PROBLEM TO SOLVE: Report all lines in the records that hold the string "name".

DATASET EXTRACT:
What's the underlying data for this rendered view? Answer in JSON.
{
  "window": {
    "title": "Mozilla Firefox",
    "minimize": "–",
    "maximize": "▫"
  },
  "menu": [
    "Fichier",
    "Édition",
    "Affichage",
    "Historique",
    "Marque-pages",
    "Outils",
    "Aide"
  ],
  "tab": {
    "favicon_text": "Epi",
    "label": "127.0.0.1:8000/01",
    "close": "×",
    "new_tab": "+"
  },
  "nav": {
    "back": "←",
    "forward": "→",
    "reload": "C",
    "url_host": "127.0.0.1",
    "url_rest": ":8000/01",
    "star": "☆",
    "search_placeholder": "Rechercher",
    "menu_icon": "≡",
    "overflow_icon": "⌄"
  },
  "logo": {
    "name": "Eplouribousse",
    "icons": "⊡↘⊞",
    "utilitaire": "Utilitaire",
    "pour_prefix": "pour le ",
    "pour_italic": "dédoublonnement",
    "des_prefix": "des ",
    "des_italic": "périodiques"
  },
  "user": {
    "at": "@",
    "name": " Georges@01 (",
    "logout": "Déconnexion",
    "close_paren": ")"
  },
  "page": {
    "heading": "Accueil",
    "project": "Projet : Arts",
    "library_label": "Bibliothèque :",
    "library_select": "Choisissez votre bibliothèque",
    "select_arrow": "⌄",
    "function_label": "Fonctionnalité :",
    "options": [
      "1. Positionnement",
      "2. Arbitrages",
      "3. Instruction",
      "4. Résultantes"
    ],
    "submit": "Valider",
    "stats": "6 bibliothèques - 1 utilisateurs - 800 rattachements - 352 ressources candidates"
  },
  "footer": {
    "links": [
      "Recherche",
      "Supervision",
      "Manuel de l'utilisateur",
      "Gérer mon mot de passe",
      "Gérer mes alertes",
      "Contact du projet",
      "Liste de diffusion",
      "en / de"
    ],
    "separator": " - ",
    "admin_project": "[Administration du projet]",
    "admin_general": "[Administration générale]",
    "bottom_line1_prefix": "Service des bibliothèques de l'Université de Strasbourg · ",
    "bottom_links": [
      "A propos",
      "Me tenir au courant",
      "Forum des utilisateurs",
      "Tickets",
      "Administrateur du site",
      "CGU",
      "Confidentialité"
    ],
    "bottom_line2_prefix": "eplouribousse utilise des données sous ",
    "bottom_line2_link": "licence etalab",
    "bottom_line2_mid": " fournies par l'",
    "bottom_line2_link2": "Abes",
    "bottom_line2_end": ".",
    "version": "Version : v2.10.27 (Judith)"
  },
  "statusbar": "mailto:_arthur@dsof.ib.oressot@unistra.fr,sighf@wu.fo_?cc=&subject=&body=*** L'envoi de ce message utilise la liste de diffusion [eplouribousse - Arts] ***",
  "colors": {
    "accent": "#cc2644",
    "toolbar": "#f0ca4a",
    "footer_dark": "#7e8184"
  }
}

REPLY TO THE TASK:
    "name": "Eplouribousse",
    "name": " Georges@01 (",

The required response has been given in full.